Of course they have the princesses, which I’ll be forced to come back to later, but more often than not, there is a general theme to the movie and you can see where the story is going. Even original movies, like Lilo and Stitch or The Lion King, have a clear message or moral. The clearest is “be yourself,” and this is the go-to moral for most Disney movies, even those as recent as Wreck-it Ralph.
Pixar have successfully gone in a different direction. Their films are very original, never retelling old classics and because of this they have made groundbreaking, accessible and classic movies at an almost 100% success rate. They may have messages but they are never glaringly obvious or delivered with a predictable and transparent story.
Which is why alarm bells rang slightly when Disney bought Pixar. I’m sure a lot of the movies that were released at the beginning of this acquisition were already in development and avoided too much Disney involvement but Brave seemed to have all the trademarks of a Disney movie. The first, most glaringly obvious addition, a princess.

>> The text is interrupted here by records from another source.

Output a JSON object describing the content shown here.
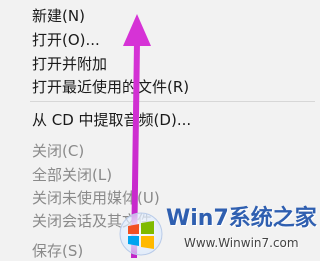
{
  "menu": {
    "items": [
      {
        "label": "新建(N)",
        "disabled": false
      },
      {
        "label": "打开(O)...",
        "disabled": false
      },
      {
        "label": "打开并附加",
        "disabled": false
      },
      {
        "label": "打开最近使用的文件(R)",
        "disabled": false
      },
      {
        "label": "从 CD 中提取音频(D)...",
        "disabled": false
      },
      {
        "label": "关闭(C)",
        "disabled": true
      },
      {
        "label": "全部关闭(L)",
        "disabled": true
      },
      {
        "label": "关闭未使用媒体(U)",
        "disabled": true
      },
      {
        "label": "关闭会话及其文件",
        "disabled": true
      },
      {
        "label": "保存(S)",
        "disabled": true
      }
    ]
  },
  "annotation": {
    "arrow_color": "#d633d6"
  },
  "watermark": {
    "title": "Win7系统之家",
    "url": "Www.Winwin7.com",
    "logo_icon": "windows-logo-icon"
  }
}
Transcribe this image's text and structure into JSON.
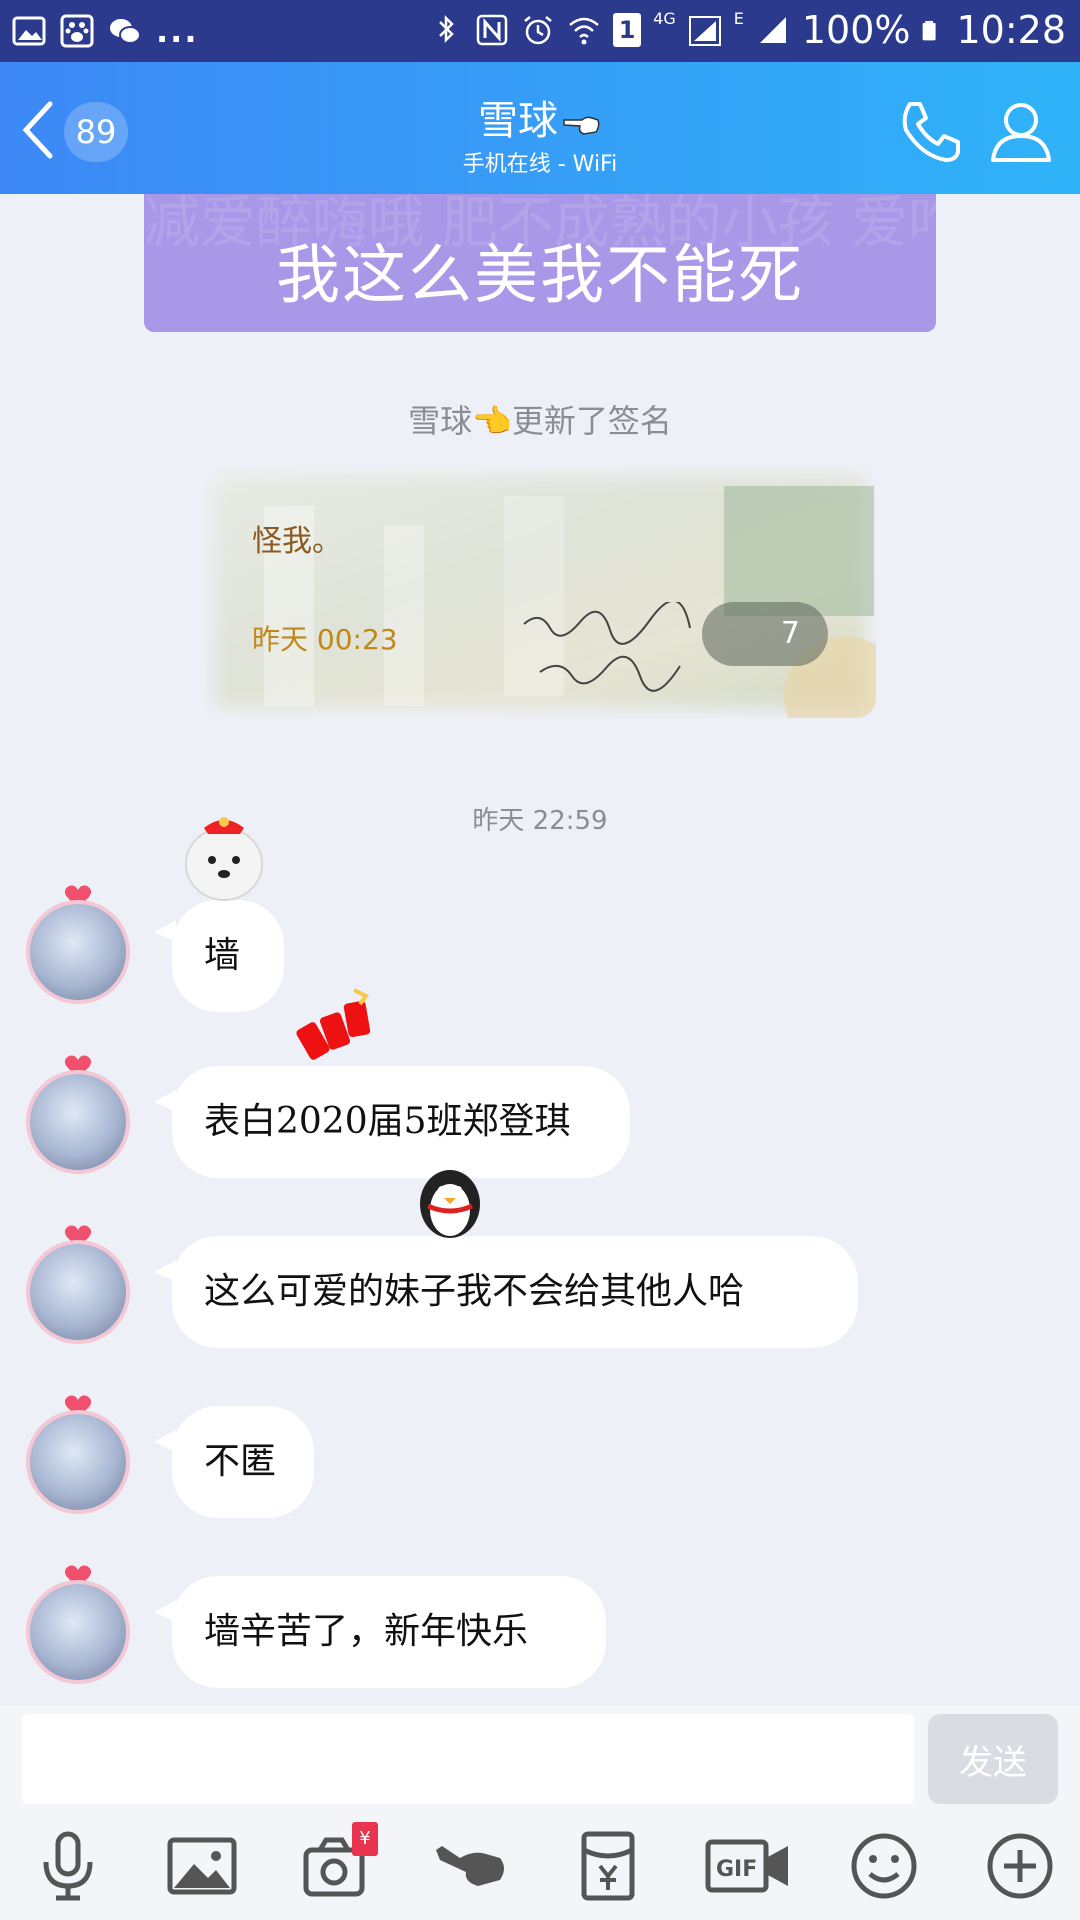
{
  "status_bar": {
    "net_4g": "4G",
    "net_e": "E",
    "sim_badge": "1",
    "dots": "...",
    "battery": "100%",
    "time": "10:28"
  },
  "header": {
    "unread_count": "89",
    "contact_name": "雪球",
    "contact_status": "手机在线 - WiFi"
  },
  "banner": {
    "text": "我这么美我不能死",
    "background_text": "减爱醉嗨哦 肥不成熟的小孩 爱咋咋地肥燥燥燥起来"
  },
  "system_notice": "雪球👈更新了签名",
  "signature_card": {
    "text": "怪我。",
    "time": "昨天 00:23",
    "count": "7"
  },
  "timestamp": "昨天 22:59",
  "messages": [
    {
      "text": "墙"
    },
    {
      "text": "表白2020届5班郑登琪"
    },
    {
      "text": "这么可爱的妹子我不会给其他人哈"
    },
    {
      "text": "不匿"
    },
    {
      "text": "墙辛苦了，新年快乐"
    }
  ],
  "input": {
    "value": "",
    "placeholder": "",
    "send_label": "发送"
  },
  "toolbar_badge": "¥",
  "colors": {
    "status_bar": "#2b3a8c",
    "header_start": "#3d88f6",
    "header_end": "#2fb3f8",
    "banner": "#a998e8",
    "background": "#eef0f7"
  }
}
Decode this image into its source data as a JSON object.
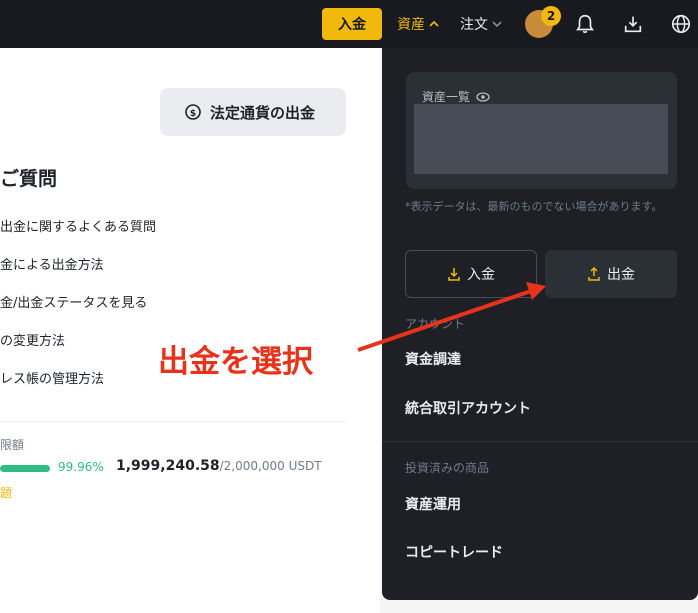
{
  "header": {
    "deposit_label": "入金",
    "assets_label": "資産",
    "orders_label": "注文",
    "notification_badge": "2",
    "accent": "#f0b90b"
  },
  "main": {
    "fiat_withdraw_label": "法定通貨の出金",
    "faq_title": "ご質問",
    "faq_items": [
      "出金に関するよくある質問",
      "金による出金方法",
      "金/出金ステータスを見る",
      "の変更方法",
      "レス帳の管理方法"
    ],
    "limit": {
      "label": "限額",
      "percent": "99.96%",
      "percent_value": 0.9996,
      "used": "1,999,240.58",
      "total": "/2,000,000 USDT",
      "mark": "題"
    }
  },
  "dropdown": {
    "overview_label": "資産一覧",
    "note": "*表示データは、最新のものでない場合があります。",
    "deposit_button": "入金",
    "withdraw_button": "出金",
    "account_section": "アカウント",
    "items_account": [
      "資金調達",
      "統合取引アカウント"
    ],
    "invested_section": "投資済みの商品",
    "items_invested": [
      "資産運用",
      "コピートレード"
    ]
  },
  "annotation": {
    "text": "出金を選択",
    "color": "#e8331c"
  },
  "icons": [
    "eye-icon",
    "bell-icon",
    "download-icon",
    "globe-icon",
    "coin-icon",
    "arrow-down-icon",
    "arrow-up-icon",
    "chevron-up-icon",
    "chevron-down-icon"
  ]
}
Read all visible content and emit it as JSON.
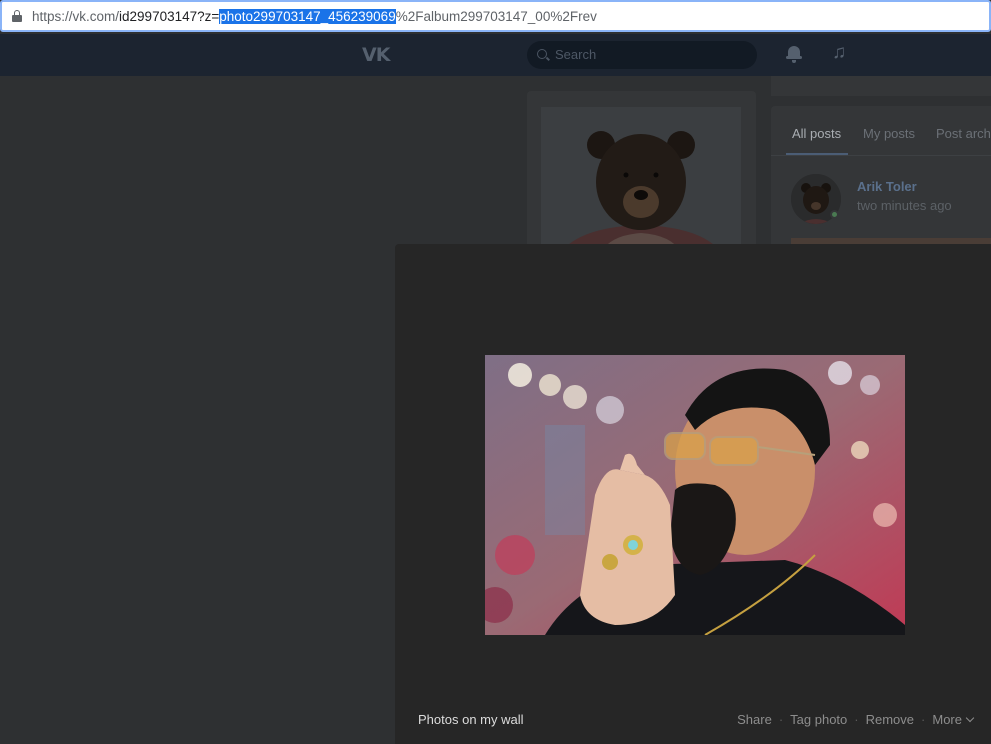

Disney have moved their princesses away from damsel’s in distress and Rapunzel from Tangled was fairly removed from Cinderella or Sleeping Beauty. Brave is the next step along. A strong, independent and battle ready “princess” which may or may not be included in the classic, girl’s brand range. She does have classic Disney written all over her though: betrothed to be married, rebelling against parents and making a grave, selfish error which she has to then live with and learn from. It’s a huge, glaring Disney message and moral in a Pixar suit.
It’s that Pixar suit that saves the movie though. In the hands of “classic Disney” this could have fallen alongside the usual, decent but forgettable Disney-fare. Well done, very polished but very similar to most everything else Disney. Pixar don’t settle for that though. They manage to bring an extra edge and magic to their movies which elevates them above the usual animated releases. They are mature, well-written and detailed movies, which have such a wide-grasp of audience, story and environment that you can’t help be sucked in.
The characters are fantastic. Brave is a heroine you can root for but she is clearly outclassed by her doting, barbarian father, his other clan equivalents and her little brothers. The aspect of the film where men are vying for her attention and hand in marriage is probably the highlight of the whole movie. There are so many jokes, both kid friendly and more adult focused, that you will be laughing along and entertained throughout.
The story isn’t “transparent” either. I went into Brave knowing little about the actual story and it surprised me with what it was actually about. The message is there and the moral becomes clear very early, but the way that message is delivered is much more intelligent than most films I’ve seen delivering the same thing.
It does still feel slightly too “Disney” though. Or rather, it doesn’t feel Pixar enough. It doesn’t feel as original as Wall-E or Up and is half as clever because it’s telling a more traditional story. It’s a traditional story told very well but it feels far from a Pixar classic and subsequently also far from a Disney one too.
Overall, Brave feels like Pixar doing a Disney movie. Fortunately, Pixar show that they are very good at this. The characters are strong, the story is surprising and entertaining and the finishing touches show why Pixar is still ahead of everyone else. Unfortunately, it doesn’t feel like “classic” Pixar and lacks the innovative and original aspects that made their previous movies so unforgettable.
Rating – 3
(1 – Awful, 2 – Average, 3 – Good, 4 – Great, 5! – Must See)